Tag Archives: Raul Labrador

House members reaching into Senate affairs

It’s downright fun to watch members of one congressional body suggest the way members of the other congressional body should do their job.

Let’s presume that the upper chamber, the Senate, would prefer that the lower chamber, the House of Representatives, mind its own business.

http://thehill.com/homenews/house/232635-house-conservatives-push-mcconnell-to-gut-filibuster

Then again, they’re all on the same team, yes? They’re all interested in doing what’s right and correct for the country, aren’t they?

Maybe so. Maybe not.

U.S. Rep. Raul Labrador, R-Idaho, thinks the Senate should change its filibuster rules to strip power from Democrats. He wants Majority Leader Mitch McConnell to invoke the so-called “nuclear option” by not allowing Democrats to filibuster GOP-sponsored bills to death. The issue at hand is the Department of Homeland Security funding measure that’s being kicked to death on the floors of both chambers.

Remember when then-Majority Leader Harry Reid did the same thing when Republicans were in the minority? You’d have thought GOP senators’ heads would explode.

Now the fortunes are reversed. The GOP controls the Senate, along with the House. But among the Republican majority there exists a restive band of malcontents, the TEA party caucus, that wants to shake things up not only in their own body, but in the other one as well.

That’s where Labrador and fellow House TEA party insurgent Tim Huelskamp, R-Kan., are seeking this change in Senate rules.

Someone needs to inform both of these young men about the institutional rivalry that exists between these two bodies. Senators represent their entire states and serve for six years. Those House members represent certain congressional districts, which have been gerrymandered — more than likely — to elect people of certain ideological stripes; they’re elected to mere two-year terms.

The Senate considers itself a more deliberative body; the House by nature is more raucous. Senators likely won’t admit to it, but they look down their noses at their House colleagues.

Thus, it is at some peril that Reps. Labrador and Huelskamp seek to tell the folks at the other end of the Capitol Building how to conduct their business.

Tread carefully, fellas.

 

Boehner showing other side

I’m beginning to think more kindly of U.S. House Speaker John Boehner.

The Ohio Republican has taken to criticizing members of his own party, particularly the more stubborn among them who refuse to move legislation forward for a number of reasons that might have little to do with the merits of whatever they’re considering.

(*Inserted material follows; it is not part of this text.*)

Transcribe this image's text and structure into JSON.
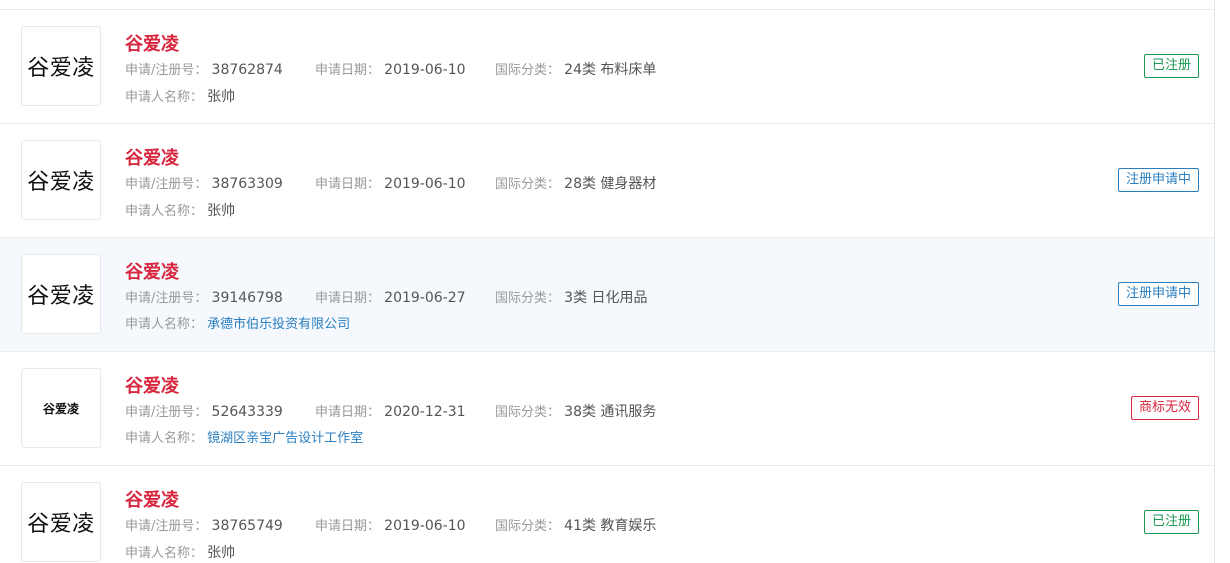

http://www.politico.com/story/2014/04/raul-labrador-john-boehner-immigration-106033.html?ml=po_r

Boehner recently mocked House Republicans for refusing to vote on immigration reform. He did so in a kind of a playful way, which reportedly did sit well with many GOP lawmakers.

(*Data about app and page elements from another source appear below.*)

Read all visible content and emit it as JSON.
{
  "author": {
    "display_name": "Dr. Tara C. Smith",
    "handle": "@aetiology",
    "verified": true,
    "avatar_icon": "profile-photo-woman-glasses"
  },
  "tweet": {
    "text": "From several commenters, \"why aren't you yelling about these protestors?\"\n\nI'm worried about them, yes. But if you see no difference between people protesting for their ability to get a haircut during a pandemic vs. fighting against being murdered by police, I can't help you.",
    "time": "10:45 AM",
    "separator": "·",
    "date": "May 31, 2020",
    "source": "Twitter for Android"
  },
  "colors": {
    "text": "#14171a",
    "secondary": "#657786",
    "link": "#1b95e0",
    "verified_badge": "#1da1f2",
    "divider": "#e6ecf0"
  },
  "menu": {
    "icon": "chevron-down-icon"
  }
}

Raul Labrador, R-Idaho, was one of them not amused by the speaker’s tone. “I was disappointed with Speaker Boehner’s comments, and I think they will make it harder – not easier – to pass immigration reform,” Labrador said. “The vast majority of House Republicans are pro-immigration reform, and we have been working hard to achieve it.”

Boehner’s remarks were couched in a kind of silly tone in which he said of GOP members of Congress, “Ohhhh, this is too hard.”

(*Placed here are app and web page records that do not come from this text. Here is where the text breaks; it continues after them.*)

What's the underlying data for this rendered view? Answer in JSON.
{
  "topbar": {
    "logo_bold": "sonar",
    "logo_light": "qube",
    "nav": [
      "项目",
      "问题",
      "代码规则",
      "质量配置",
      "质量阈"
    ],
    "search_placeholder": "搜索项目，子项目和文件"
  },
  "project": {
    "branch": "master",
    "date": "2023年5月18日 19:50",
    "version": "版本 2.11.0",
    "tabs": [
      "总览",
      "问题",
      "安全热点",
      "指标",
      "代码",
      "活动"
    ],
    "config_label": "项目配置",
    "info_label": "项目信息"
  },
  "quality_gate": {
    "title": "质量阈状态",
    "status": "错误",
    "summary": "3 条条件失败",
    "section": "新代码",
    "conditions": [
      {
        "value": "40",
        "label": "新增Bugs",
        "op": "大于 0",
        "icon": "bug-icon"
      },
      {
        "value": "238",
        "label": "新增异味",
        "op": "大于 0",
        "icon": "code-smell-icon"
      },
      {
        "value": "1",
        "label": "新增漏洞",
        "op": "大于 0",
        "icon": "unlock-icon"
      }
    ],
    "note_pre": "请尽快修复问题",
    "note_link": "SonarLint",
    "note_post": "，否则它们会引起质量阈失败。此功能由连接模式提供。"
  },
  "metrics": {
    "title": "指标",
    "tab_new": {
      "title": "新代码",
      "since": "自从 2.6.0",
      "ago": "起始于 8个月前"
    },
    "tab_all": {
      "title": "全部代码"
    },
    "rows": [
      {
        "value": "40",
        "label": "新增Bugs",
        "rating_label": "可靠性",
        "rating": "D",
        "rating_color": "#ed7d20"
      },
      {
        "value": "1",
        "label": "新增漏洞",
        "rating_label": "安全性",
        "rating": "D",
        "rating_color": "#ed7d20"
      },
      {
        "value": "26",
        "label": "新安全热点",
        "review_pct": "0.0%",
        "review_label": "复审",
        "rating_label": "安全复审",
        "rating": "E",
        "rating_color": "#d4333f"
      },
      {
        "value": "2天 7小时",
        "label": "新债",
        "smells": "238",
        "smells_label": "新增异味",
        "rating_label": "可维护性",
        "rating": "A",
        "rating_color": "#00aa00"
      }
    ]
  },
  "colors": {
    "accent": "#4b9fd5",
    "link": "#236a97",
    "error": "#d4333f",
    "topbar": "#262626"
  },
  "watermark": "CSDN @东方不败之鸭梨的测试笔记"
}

Boehner, as near as I can tell, is one of those dreaded “establishment Republicans” who thinks government actually can do some good for Americans. He wants to move immigration reform forward but he’s been fighting tooth and nail with the tea party wing of his House caucus who just won’t budge. Some chatter in Washington is suggesting that Boehner may be growing so weary of the constant intra-party battle that he might surrender the speakership at the end of the year. Others say he’s committed to leading the House if members will allow it.

Whatever happens, the speaker is showing another — and I believe more likable — side of himself in this ongoing fight with the tea party wing of Congress.